If you’re considering rooting your Chromecast, you’re once again in luck as a method has been devised that allows breaking the protection on the device, thereby allowing you to push a custom Chromecast ROM.
The current method involves a few pieces of hardware in order to work – you’re going to need either a Teensy 2 or a Teensy 2++, a powered USB OTG cable, a one gigabyte or higher flash drive you don’t mind erasing, and a few minutes time. You can read the entire details on where to purchase the Teensy and how to root the device at the source link below.

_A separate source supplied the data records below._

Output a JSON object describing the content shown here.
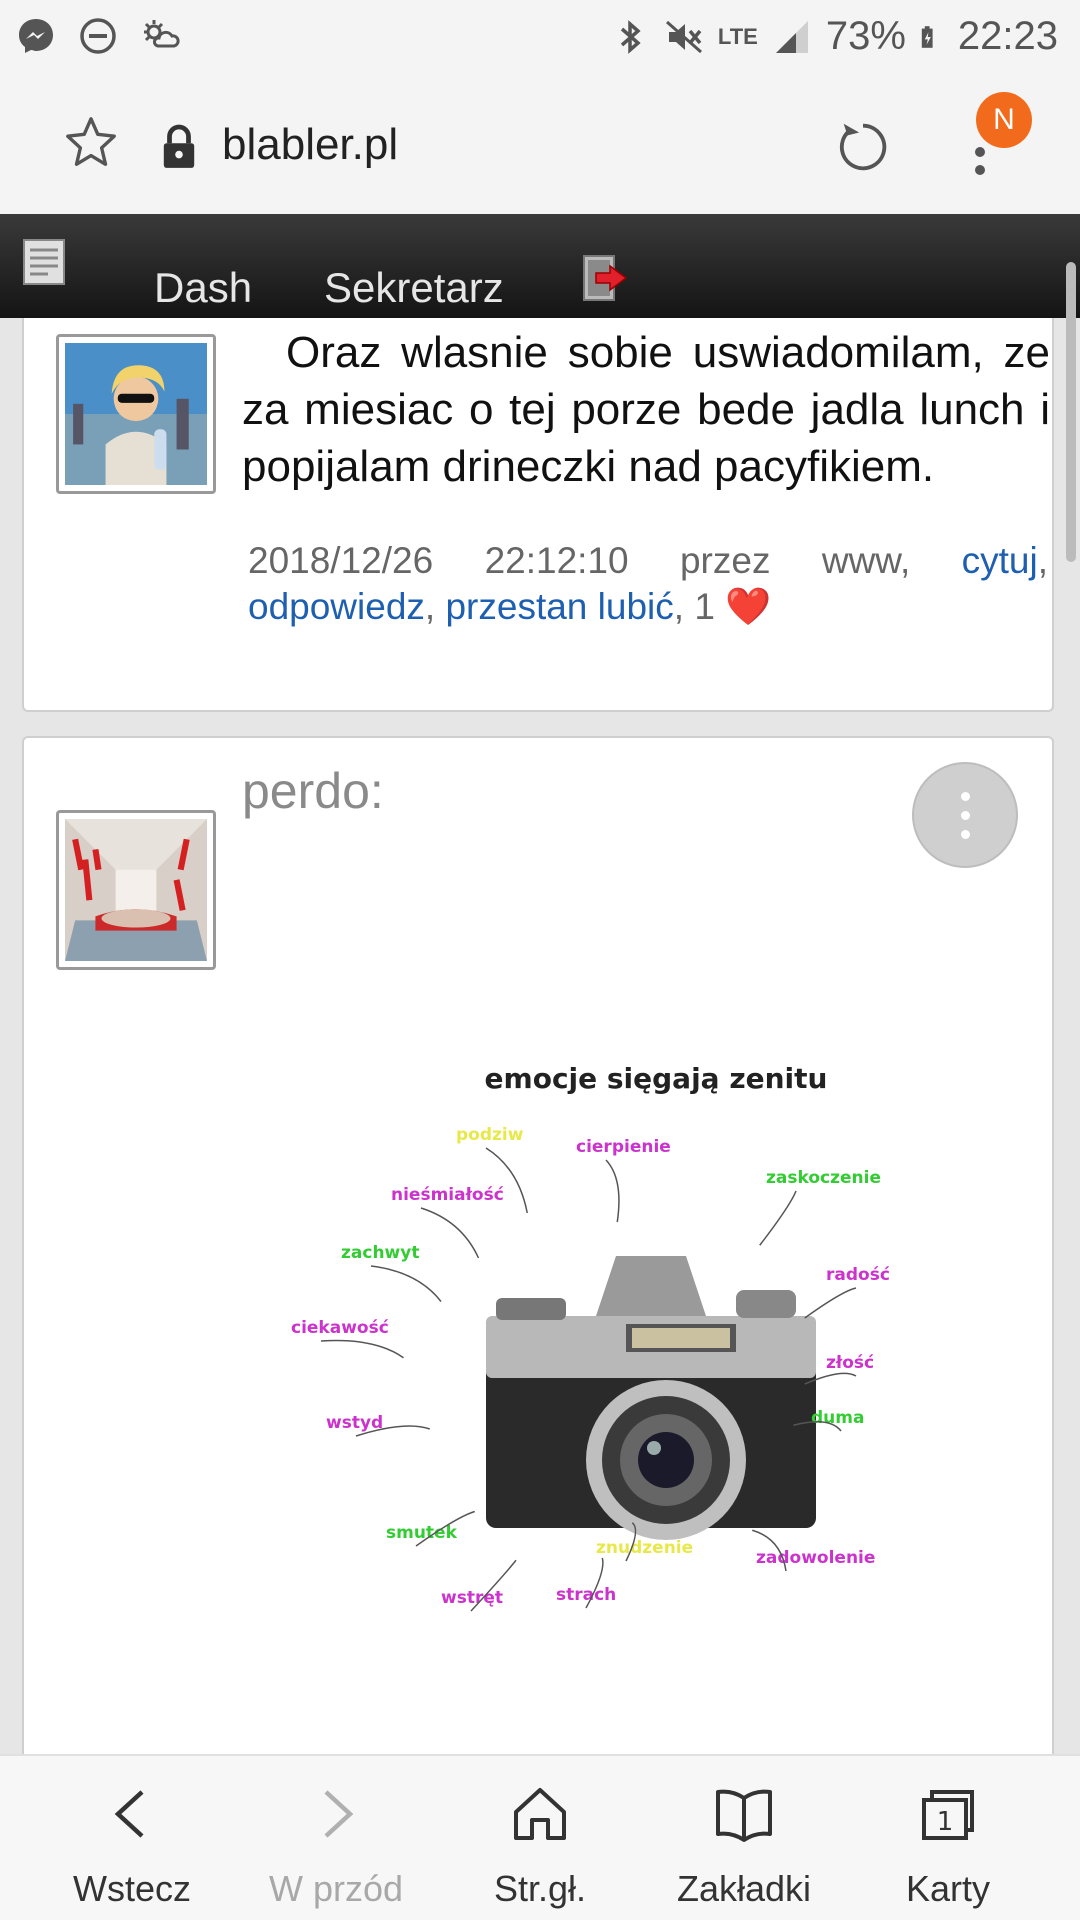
{
  "status_bar": {
    "battery": "73%",
    "time": "22:23",
    "network": "LTE",
    "icons": [
      "messenger-icon",
      "dnd-icon",
      "weather-icon",
      "bluetooth-icon",
      "mute-icon",
      "signal-icon",
      "battery-icon"
    ]
  },
  "browser": {
    "url": "blabler.pl",
    "profile_initial": "N"
  },
  "site_nav": {
    "items": [
      {
        "label": "Dash"
      },
      {
        "label": "Sekretarz"
      }
    ]
  },
  "posts": [
    {
      "text": "Oraz wlasnie sobie uswiadomilam, ze za miesiac o tej porze bede jadla lunch i popijalam drineczki nad pacyfikiem.",
      "meta_date": "2018/12/26 22:12:10",
      "meta_via": "przez www,",
      "links": {
        "quote": "cytuj",
        "reply": "odpowiedz",
        "unlike": "przestan lubić"
      },
      "likes": "1",
      "heart": "❤️"
    },
    {
      "author": "perdo:",
      "image": {
        "title": "emocje sięgają zenitu",
        "labels": [
          {
            "text": "podziw",
            "color": "#e8e84a"
          },
          {
            "text": "cierpienie",
            "color": "#cc33cc"
          },
          {
            "text": "zaskoczenie",
            "color": "#33cc33"
          },
          {
            "text": "nieśmiałość",
            "color": "#cc33cc"
          },
          {
            "text": "radość",
            "color": "#cc33cc"
          },
          {
            "text": "zachwyt",
            "color": "#33cc33"
          },
          {
            "text": "ciekawość",
            "color": "#cc33cc"
          },
          {
            "text": "złość",
            "color": "#cc33cc"
          },
          {
            "text": "duma",
            "color": "#33cc33"
          },
          {
            "text": "wstyd",
            "color": "#cc33cc"
          },
          {
            "text": "smutek",
            "color": "#33cc33"
          },
          {
            "text": "znudzenie",
            "color": "#e8e84a"
          },
          {
            "text": "zadowolenie",
            "color": "#cc33cc"
          },
          {
            "text": "wstręt",
            "color": "#cc33cc"
          },
          {
            "text": "strach",
            "color": "#cc33cc"
          }
        ]
      }
    }
  ],
  "bottom_bar": {
    "items": [
      {
        "label": "Wstecz",
        "icon": "back-icon",
        "enabled": true
      },
      {
        "label": "W przód",
        "icon": "forward-icon",
        "enabled": false
      },
      {
        "label": "Str.gł.",
        "icon": "home-icon",
        "enabled": true
      },
      {
        "label": "Zakładki",
        "icon": "bookmarks-icon",
        "enabled": true
      },
      {
        "label": "Karty",
        "icon": "tabs-icon",
        "enabled": true
      }
    ],
    "tabs_count": "1"
  },
  "colors": {
    "link": "#1e5fb0",
    "profile_badge": "#f26b1d",
    "nav_bg": "#1a1a1a"
  }
}
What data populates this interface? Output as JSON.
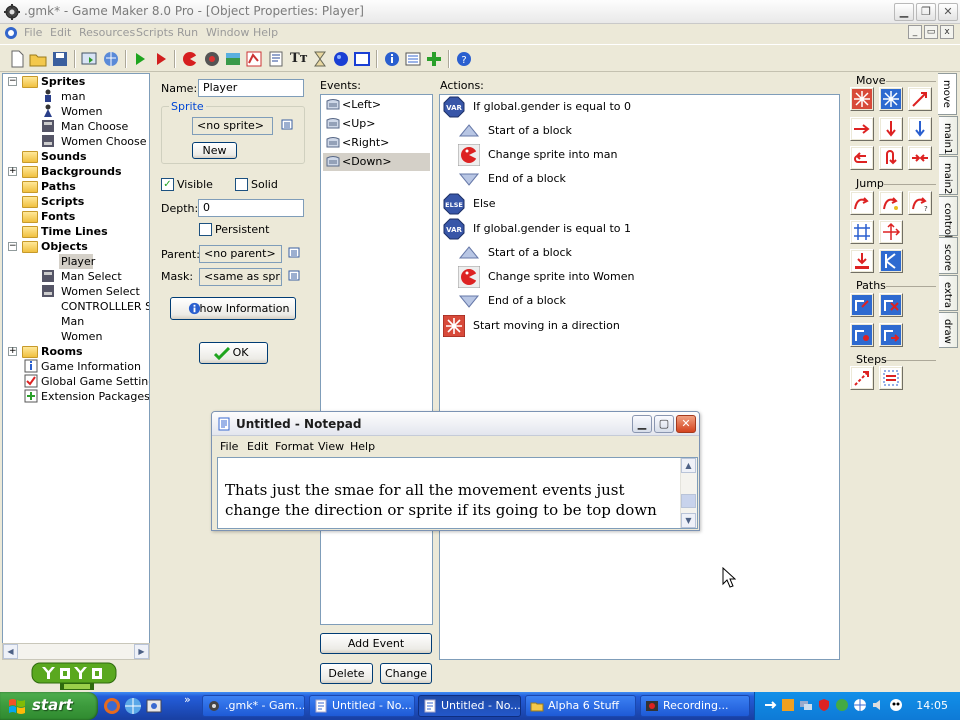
{
  "window": {
    "title": ".gmk* - Game Maker 8.0 Pro - [Object Properties: Player]"
  },
  "menu": [
    "File",
    "Edit",
    "Resources",
    "Scripts",
    "Run",
    "Window",
    "Help"
  ],
  "tree": {
    "items": [
      {
        "label": "Sprites",
        "bold": true
      },
      {
        "label": "man"
      },
      {
        "label": "Women"
      },
      {
        "label": "Man Choose"
      },
      {
        "label": "Women Choose"
      },
      {
        "label": "Sounds",
        "bold": true
      },
      {
        "label": "Backgrounds",
        "bold": true
      },
      {
        "label": "Paths",
        "bold": true
      },
      {
        "label": "Scripts",
        "bold": true
      },
      {
        "label": "Fonts",
        "bold": true
      },
      {
        "label": "Time Lines",
        "bold": true
      },
      {
        "label": "Objects",
        "bold": true
      },
      {
        "label": "Player"
      },
      {
        "label": "Man Select"
      },
      {
        "label": "Women Select"
      },
      {
        "label": "CONTROLLLER ST"
      },
      {
        "label": "Man"
      },
      {
        "label": "Women"
      },
      {
        "label": "Rooms",
        "bold": true
      },
      {
        "label": "Game Information"
      },
      {
        "label": "Global Game Settings"
      },
      {
        "label": "Extension Packages"
      }
    ]
  },
  "props": {
    "name_label": "Name:",
    "name_value": "Player",
    "sprite_group": "Sprite",
    "sprite_value": "<no sprite>",
    "new_button": "New",
    "visible_label": "Visible",
    "solid_label": "Solid",
    "depth_label": "Depth:",
    "depth_value": "0",
    "persistent_label": "Persistent",
    "parent_label": "Parent:",
    "parent_value": "<no parent>",
    "mask_label": "Mask:",
    "mask_value": "<same as sprite>",
    "show_info_button": "Show Information",
    "ok_button": "OK"
  },
  "events": {
    "label": "Events:",
    "items": [
      "<Left>",
      "<Up>",
      "<Right>",
      "<Down>"
    ],
    "selected": "<Down>",
    "add_button": "Add Event",
    "delete_button": "Delete",
    "change_button": "Change"
  },
  "actions": {
    "label": "Actions:",
    "items": [
      {
        "icon": "var",
        "text": "If global.gender is equal to 0",
        "indent": 0
      },
      {
        "icon": "start-block",
        "text": "Start of a block",
        "indent": 1
      },
      {
        "icon": "change-sprite",
        "text": "Change sprite into man",
        "indent": 1
      },
      {
        "icon": "end-block",
        "text": "End of a block",
        "indent": 1
      },
      {
        "icon": "else",
        "text": "Else",
        "indent": 0
      },
      {
        "icon": "var",
        "text": "If global.gender is equal to 1",
        "indent": 0
      },
      {
        "icon": "start-block",
        "text": "Start of a block",
        "indent": 1
      },
      {
        "icon": "change-sprite",
        "text": "Change sprite into Women",
        "indent": 1
      },
      {
        "icon": "end-block",
        "text": "End of a block",
        "indent": 1
      },
      {
        "icon": "move-fixed",
        "text": "Start moving in a direction",
        "indent": 0
      }
    ]
  },
  "palette": {
    "sections": [
      "Move",
      "Jump",
      "Paths",
      "Steps"
    ],
    "tabs": [
      "move",
      "main1",
      "main2",
      "control",
      "score",
      "extra",
      "draw"
    ],
    "active_tab": "move"
  },
  "notepad": {
    "title": "Untitled - Notepad",
    "menu": [
      "File",
      "Edit",
      "Format",
      "View",
      "Help"
    ],
    "text": "Thats just the smae for all the movement events just change the direction or sprite if its going to be top down"
  },
  "taskbar": {
    "start": "start",
    "tasks": [
      {
        "label": ".gmk* - Gam...",
        "active": false
      },
      {
        "label": "Untitled - No...",
        "active": false
      },
      {
        "label": "Untitled - No...",
        "active": true
      },
      {
        "label": "Alpha 6 Stuff",
        "active": false
      },
      {
        "label": "Recording...",
        "active": false
      }
    ],
    "clock": "14:05"
  },
  "colors": {
    "selection": "#d4d0c8",
    "taskbar_blue": "#245edb",
    "start_green": "#3c9a3c",
    "tree_border": "#7f9db9"
  }
}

Rooting the device will cost you about $30 ($24 for the Teensy, $5-6 for the powered USB OTG cable), and for a device that’s only $30-35 to begin with this might seem to be silly, but to the root enthusiast and those who look for potential, it might be your only chance before Google patches the breach.
The question when rooting is generally: How will this benefit me? For Chromecast, there are not a lot of root options evident other than the ability to change DNS servers and ignore Google’s whitelist and use unapproved applications with the Chromecast. One of the reasons for so relatively few evident options is there’re not a lot of people who managed to get their Chromecast rooted, and thus not a huge base of users for root development.
What is possible, however, is the ability to load codecs on the device that are not currently supported, the ability to start a movie streaming from a torrent (no, really, there are legal torrent movie distributions … just very, very few), a potential where you could map a share and play movies directly from your computer without the need to transcode or run server-esque software, save copies of what you’re viewing to a remote device, a world without the potential for being Rick-Rolled at any moment.
But whether that potential will be realized is unknown, and whether it is worth the investment is up to you.
I’m not attempting this root method, mostly because I have root on one of the two Chromecasts I use and the other I want to keep stock, but I’m interested in knowing if anyone tries it out how it works for them.
Keep in mind, this root method probably has a very limited time before Google patches it. If you’re considering rooting a Chromecast, you’d be advised to unplug the power from it now until you’re ready to download. Since Chromecasts auto-update themselves, keeping it plugged in could get you a release of the firmware that breaks this root method.
Also, as we’re dealing with Google, we can assume their response to an exploit will be to patch it and find several others to patch and release an update quickly.